Get the Batmobile out of the garage...
If you want to see Robert Pattinson in tights on opening night, you may have to pay a premium. AMC is experimenting with a new pricing approach by boosting the price of popular films such as Warner Bros." "The Batman" (hits theaters Friday).
Ticket prices are around a buck higher in LA and NYC, but that hasn't deterred demand:
Expectations are high: "The Batman" is on track to be the year's first blockbuster, with a global opening of $245 million or more, which comes at a good time for theater chains like AMC.
Shift in strategy...

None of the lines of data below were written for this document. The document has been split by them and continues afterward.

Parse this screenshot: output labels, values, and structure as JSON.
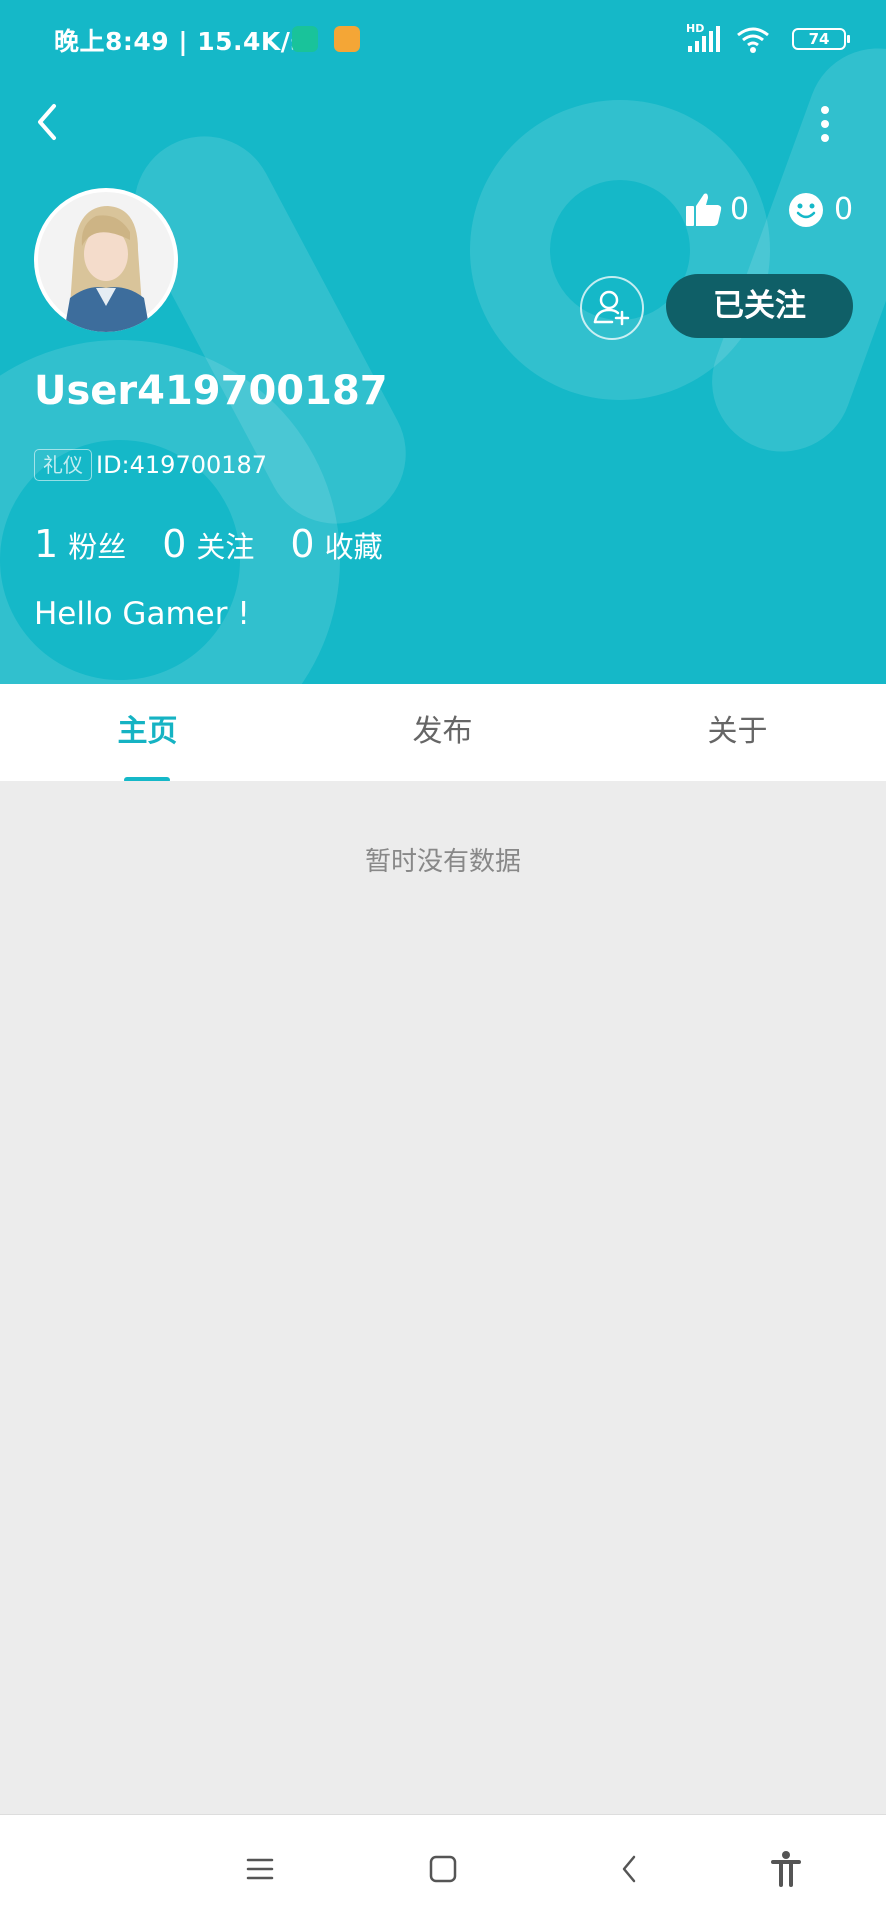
{
  "status_bar": {
    "time": "晚上8:49 | 15.4K/s",
    "network": "HD",
    "battery": "74"
  },
  "profile": {
    "username": "User419700187",
    "tag": "礼仪",
    "id_text": "ID:419700187",
    "bio": "Hello Gamer !",
    "stats": [
      {
        "count": "1",
        "label": "粉丝"
      },
      {
        "count": "0",
        "label": "关注"
      },
      {
        "count": "0",
        "label": "收藏"
      }
    ],
    "likes": "0",
    "smiles": "0",
    "follow_label": "已关注"
  },
  "tabs": [
    {
      "label": "主页",
      "active": true
    },
    {
      "label": "发布",
      "active": false
    },
    {
      "label": "关于",
      "active": false
    }
  ],
  "content": {
    "empty_text": "暂时没有数据"
  },
  "colors": {
    "header_bg": "#15b8c8",
    "accent": "#15b3c3",
    "follow_button_bg": "#0f5f67",
    "content_bg": "#ececec"
  },
  "icons": {
    "back": "back-arrow-icon",
    "more": "more-vertical-icon",
    "like": "thumbs-up-icon",
    "smile": "smiley-icon",
    "add_friend": "add-user-icon",
    "nav_menu": "menu-icon",
    "nav_home": "home-square-icon",
    "nav_back": "back-chevron-icon",
    "nav_accessibility": "accessibility-icon"
  }
}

Some studios have adopted a new technique to contact viewers at home during the pandemic (think: same-day streaming releases).
"Dune," a Warner Bros. film, grossed $400 million worldwide.
Other day-and-date releases from the studio, such as "In the Heights" and "Matrix 4," however, flopped on the big screen.
With ticket sales in North America remaining 60 percent down than pre-Covid levels, theater chains are going creative:
Reclinable seats, contactless concessions, and 4D experiences are just a few of the ways theaters are luring customers back.
The premium feel could be enhanced by more expensive seats for major studio tentpole screenings.
AMC already charges European theatergoers a premium for premium seats (think: middle, not too close).
Movie tickets are becoming more "premiumized"...
Movie tickets are notoriously consistent: a $200 million Marvel blockbuster will cost the same as a $2 million indie film. Dynamic pricing has been around for a long time. Other businesses, such as flights, hotels, and concerts, have adopted the idea. High demand equals higher cost, whether you're reserving a last-minute red-eye or front-row seats to a J. Biebs concert. However, increasing ticket costs could hurt attendance at a time when theaters are struggling to fill seats.